Any help appreciaited.
i'll be nervously refreshing this topic for the next few hours, but i probably wont be here next month.
many thanks in advance.
I am positive that they can although I would say most don't.
It is a lot of work to get a crawler to run JS depending on how it was written and how it does the crawling.... using wget type methods or a hacked browser up browser running automatically.
Can it be done... yes.
thanks for the reply
its simple code, its the link here:
im convinced its happening as there are just so many complications with modern code. I have loads of sites and robots are a constant hassle, no matter what i do there are always robots doing stuff.
In this case they have a pretty straight forward link almost:
And when that link is clicked, its firing a hit. As far as im concerned thats suseptable to robot traffic, and as long as the robot conceals its headers and makes itself look like a browser or does something i cant quite put my finger on then its going to generate some degree of false hits.
its my belief that advanced data mining robots will trigger that link and like any indexing system might not follow through as all they want it the result of that link, ie whats at the other end, without actually going there, or something like that.
hhmm, maybe i should put the link in code.
i have nothing to do with that company by the way so dont think im spamming by linking etc.
in fact the more i look at this the more im thinking that this is truly open to robot traffic.
i cant see how its not.
what can the aspx do? check the headers? check a list of robot IP's?
im beginning to feel very confident that they dont have any magical bot proof formula in place like they say?
we know the likes of google can, but i'm assuming you mean more the nefarious types of bot that are up to no good.(or at least no good that benefits you)
but bots don't 'click' links, they store page data, parse the links and store them as pages they will visit in the future, they will then at some point visit the newly discovered page (this can happen very quickly)
... the directory should be taking steps to stop bots scraping their content.
however, that seems like a bit of an achilles heal because all you need is some pearl? or a web service? to fire that actual redirect page, again and again with various domains and you can cause no ends of havoc?
i think its obviously a reasonable method but i just cant see it as being foolproof?
thanks for the reply topr8
i think its obvious that the link i have posted above is going to be subject to robot activity which the question being to what extent. Its also clear that the directory is already doing quite a bit to stop it. However, im just saying to them at least that its just impossible to put a 100% gaurantee on that, especially today.
Not expecting any hard coded solutions to this, but thoughts and options very eagerly recieved as its really frustrating, especially when they want nearly £700 for the pleasure of this nebulous activity.
thanks for all your replies.
i have to close this browser down so i wont see any further replies.
That said, 99% of robots dun use it
Cheers for the reply.

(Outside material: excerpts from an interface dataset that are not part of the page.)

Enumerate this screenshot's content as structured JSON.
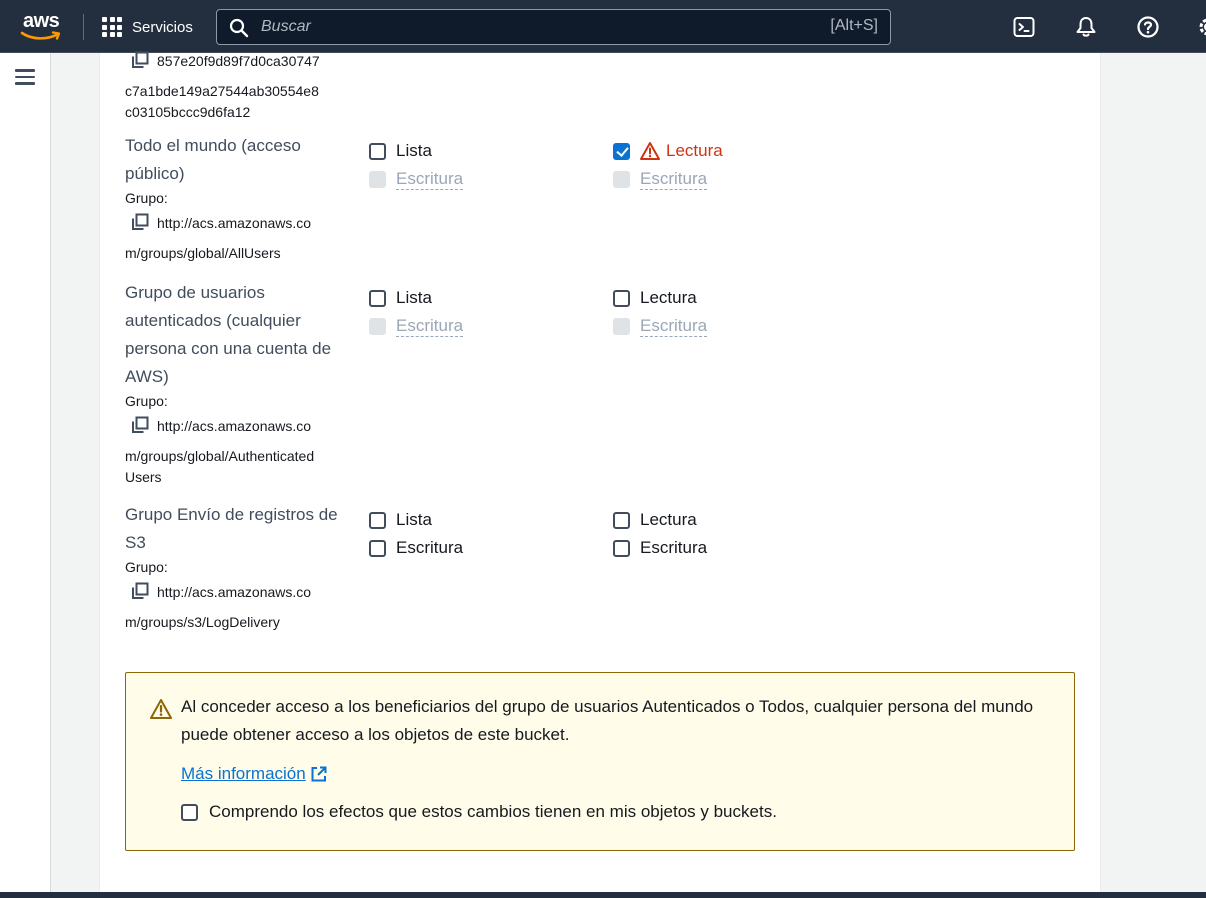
{
  "topbar": {
    "logo_text": "aws",
    "services_label": "Servicios",
    "search_placeholder": "Buscar",
    "search_shortcut": "[Alt+S]"
  },
  "grantees": [
    {
      "id_lines": [
        "857e20f9d89f7d0ca30747",
        "c7a1bde149a27544ab30554e8",
        "c03105bccc9d6fa12"
      ]
    },
    {
      "name_lines": [
        "Todo el mundo (acceso",
        "público)"
      ],
      "group_label": "Grupo:",
      "url_lines": [
        "http://acs.amazonaws.co",
        "m/groups/global/AllUsers"
      ],
      "objects": {
        "list": "Lista",
        "list_checked": false,
        "write": "Escritura",
        "write_disabled": true
      },
      "acl": {
        "read": "Lectura",
        "read_checked": true,
        "read_warning": true,
        "write": "Escritura",
        "write_disabled": true
      }
    },
    {
      "name_lines": [
        "Grupo de usuarios",
        "autenticados (cualquier",
        "persona con una cuenta de",
        "AWS)"
      ],
      "group_label": "Grupo:",
      "url_lines": [
        "http://acs.amazonaws.co",
        "m/groups/global/Authenticated",
        "Users"
      ],
      "objects": {
        "list": "Lista",
        "list_checked": false,
        "write": "Escritura",
        "write_disabled": true
      },
      "acl": {
        "read": "Lectura",
        "read_checked": false,
        "write": "Escritura",
        "write_disabled": true
      }
    },
    {
      "name_lines": [
        "Grupo Envío de registros de",
        "S3"
      ],
      "group_label": "Grupo:",
      "url_lines": [
        "http://acs.amazonaws.co",
        "m/groups/s3/LogDelivery"
      ],
      "objects": {
        "list": "Lista",
        "list_checked": false,
        "write": "Escritura",
        "write_disabled": false
      },
      "acl": {
        "read": "Lectura",
        "read_checked": false,
        "write": "Escritura",
        "write_disabled": false
      }
    }
  ],
  "alert": {
    "text": "Al conceder acceso a los beneficiarios del grupo de usuarios Autenticados o Todos, cualquier persona del mundo puede obtener acceso a los objetos de este bucket.",
    "link_label": "Más información",
    "ack_label": "Comprendo los efectos que estos cambios tienen en mis objetos y buckets.",
    "ack_checked": false
  },
  "colors": {
    "nav_bg": "#232f3e",
    "link": "#0972d3",
    "warning": "#d13212",
    "alert_bg": "#fffce9",
    "alert_border": "#8d6605"
  },
  "icons": [
    "grid-icon",
    "search-icon",
    "cloudshell-icon",
    "bell-icon",
    "help-icon",
    "gear-icon",
    "hamburger-icon",
    "copy-icon",
    "warning-icon",
    "external-link-icon"
  ]
}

i still cant figure it out but im sure there are bots that do that. personally i believe there is a massive cyber war going on, just like in the Matrix and i think the countries like China etc with a lot of technical competance have developed very sophisticated intelligence gather systems such as robots that leave no stone unturned, and i think they love business directories which are perfect for profiling a countries economic picture as they have all the companies in them. As such a business directory would possibly be a target for a clever robot.
i do agree its a bit far fetched, but truth is often stranger than fiction.
How are you tracking where hits come from? Are you checking the Referer header or do they pass in a parameter in the request?
referer header field can be filled by anything that are you wanted.